The government of Japan is considering the abolishment of new petrol-powered vehicles by the mid-2030s, Japan public broadcaster NHK was reported as saying, according to Reuters.
The nation is the latest to consider outlawing internal combustion-engined vehicles, following the United Kingdom’s confirmation that it will be banning the sale of new petrol- and diesel-powered cars and vans in 2030, which is a full 10 years earlier than its original deadline.
The industry ministry of Japan will outline a plan by the end of the year, chief government spokesman Katsunobu Kato said at a press conference earlier today. Part of the minstry’s considerations are to require all new vehicles to be electrified, which includes hybrids, NHK reported, and a formal target will be finalised after expert-level debates have concluded at the end of this year at the soonest.

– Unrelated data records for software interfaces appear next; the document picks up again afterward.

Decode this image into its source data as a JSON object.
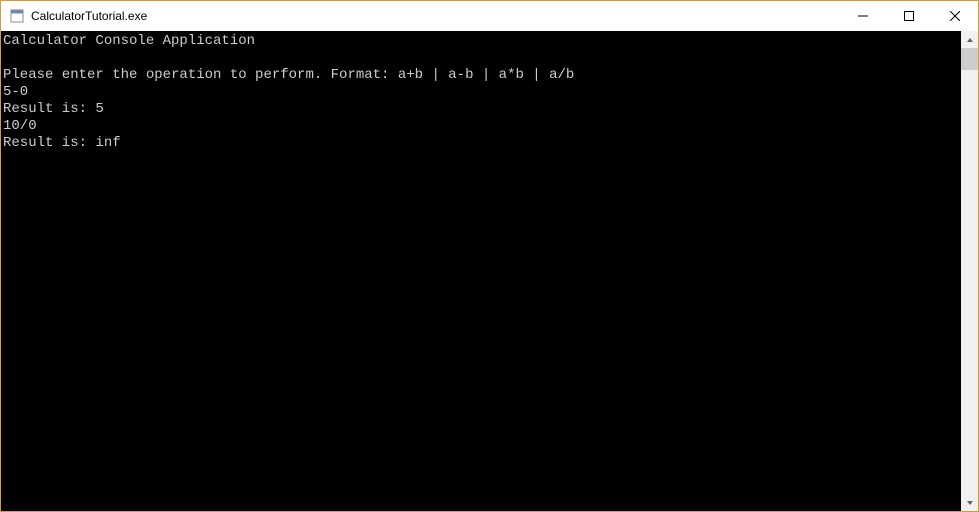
{
  "window": {
    "title": "CalculatorTutorial.exe"
  },
  "console": {
    "lines": [
      "Calculator Console Application",
      "",
      "Please enter the operation to perform. Format: a+b | a-b | a*b | a/b",
      "5-0",
      "Result is: 5",
      "10/0",
      "Result is: inf"
    ]
  }
}
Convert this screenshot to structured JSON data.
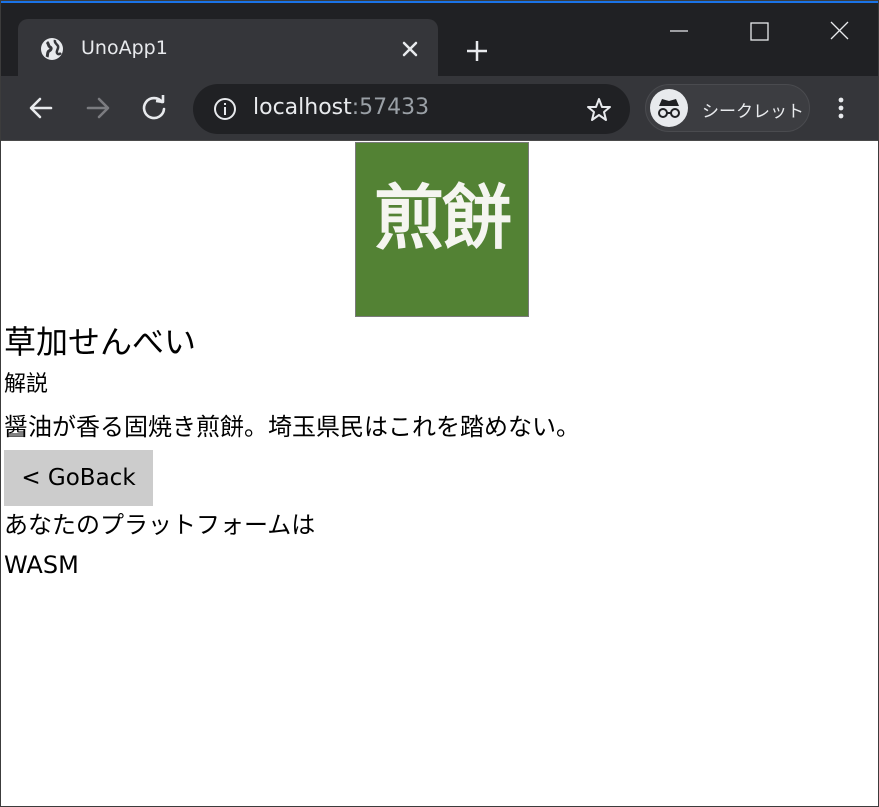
{
  "browser": {
    "tab_title": "UnoApp1",
    "url_host": "localhost",
    "url_port": ":57433",
    "incognito_label": "シークレット"
  },
  "icons": {
    "favicon": "globe-icon",
    "tab_close": "close-icon",
    "new_tab": "plus-icon",
    "back": "arrow-left-icon",
    "forward": "arrow-right-icon",
    "reload": "reload-icon",
    "info": "info-icon",
    "bookmark": "star-icon",
    "incognito": "incognito-icon",
    "menu": "kebab-menu-icon"
  },
  "app": {
    "logo_text": "煎餅",
    "logo_color": "#538234",
    "title": "草加せんべい",
    "section_label": "解説",
    "description": "醤油が香る固焼き煎餅。埼玉県民はこれを踏めない。",
    "goback_label": "< GoBack",
    "platform_label": "あなたのプラットフォームは",
    "platform_value": "WASM"
  }
}
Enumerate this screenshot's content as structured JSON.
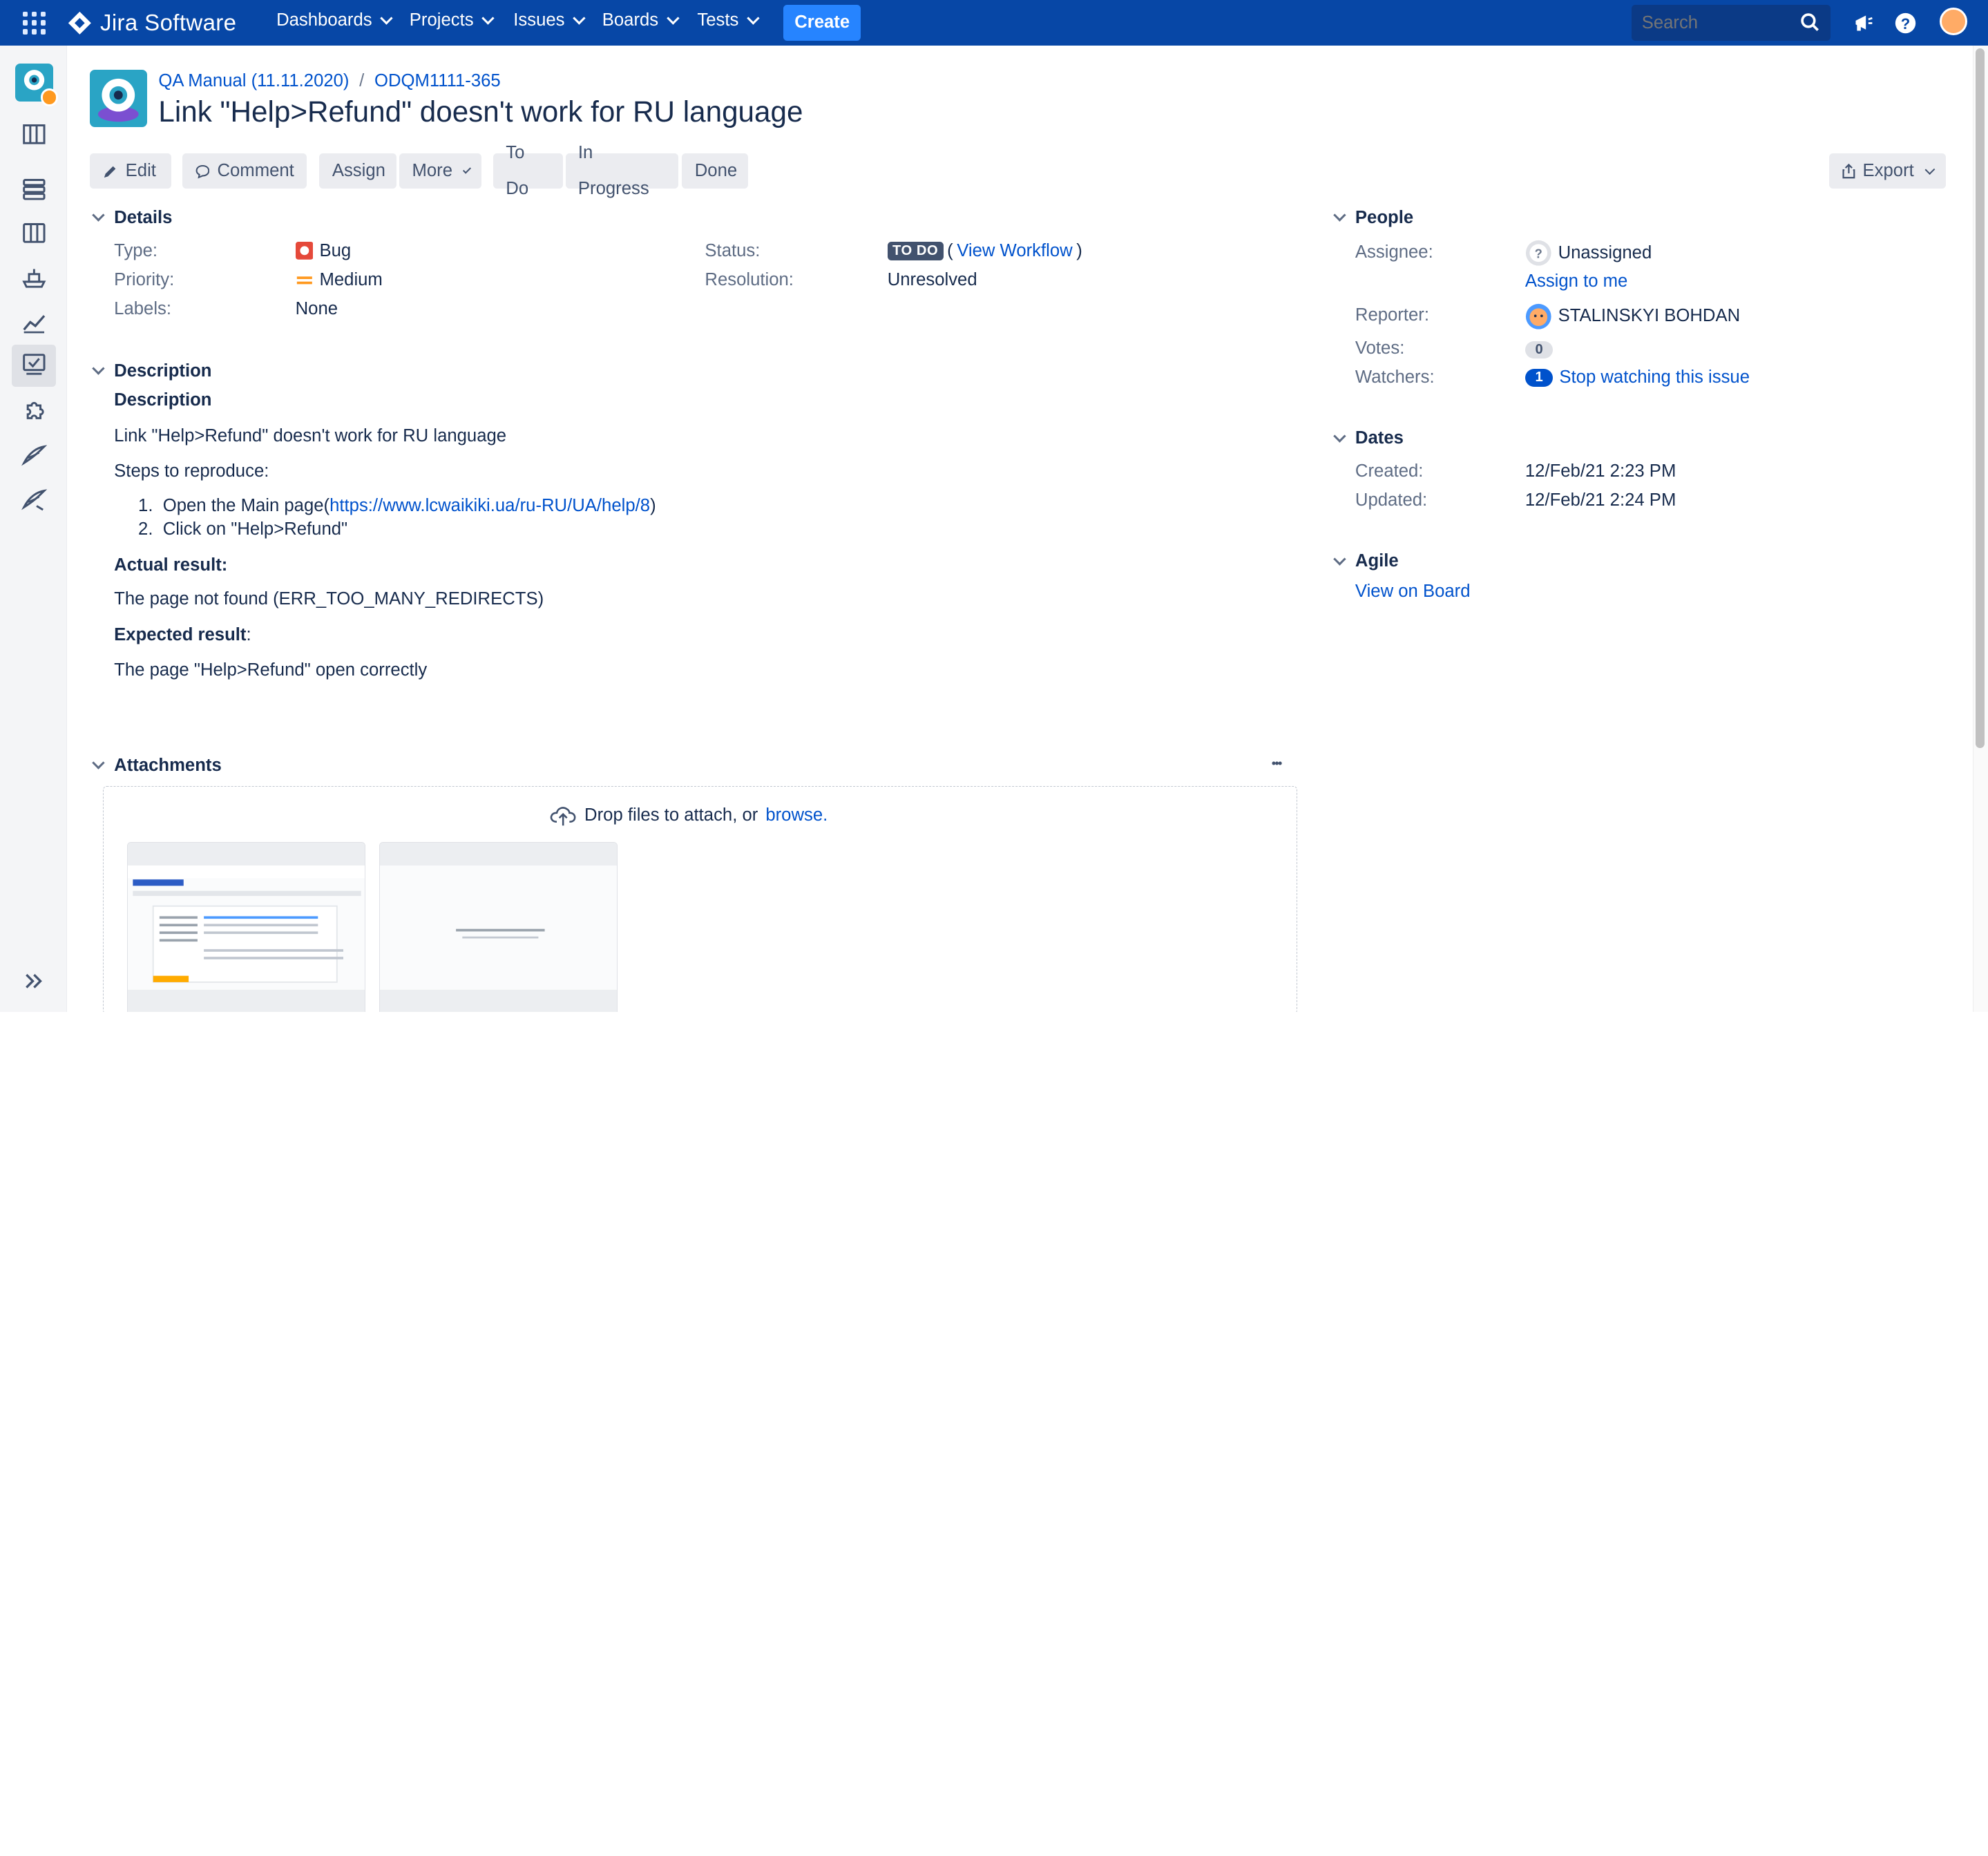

Electric vehicles are expected to take up 55% market share in Japan by 2030, the Boston Consulting Group said in a report on electric vehicles. “The speed of expansion of the share of electric vehicles will accelerate due to the fact that battery prices are falling more rapidly than previously expected,” it said. Toyota, Honda and Nissan have declined to comment, according to Reuters.
In Europe, France is firm on its stand on banning internal combustion-engined vehicles by 2040, with Paris itself to ban internal combustion vehicles by 2030. The city has already restricted city centre access to vehicles made before 1997, along with introducing car-free days.
The wider European Union is expected to decide on future restrictions upon internal combustion vehicles as early as this month, Reuters reported.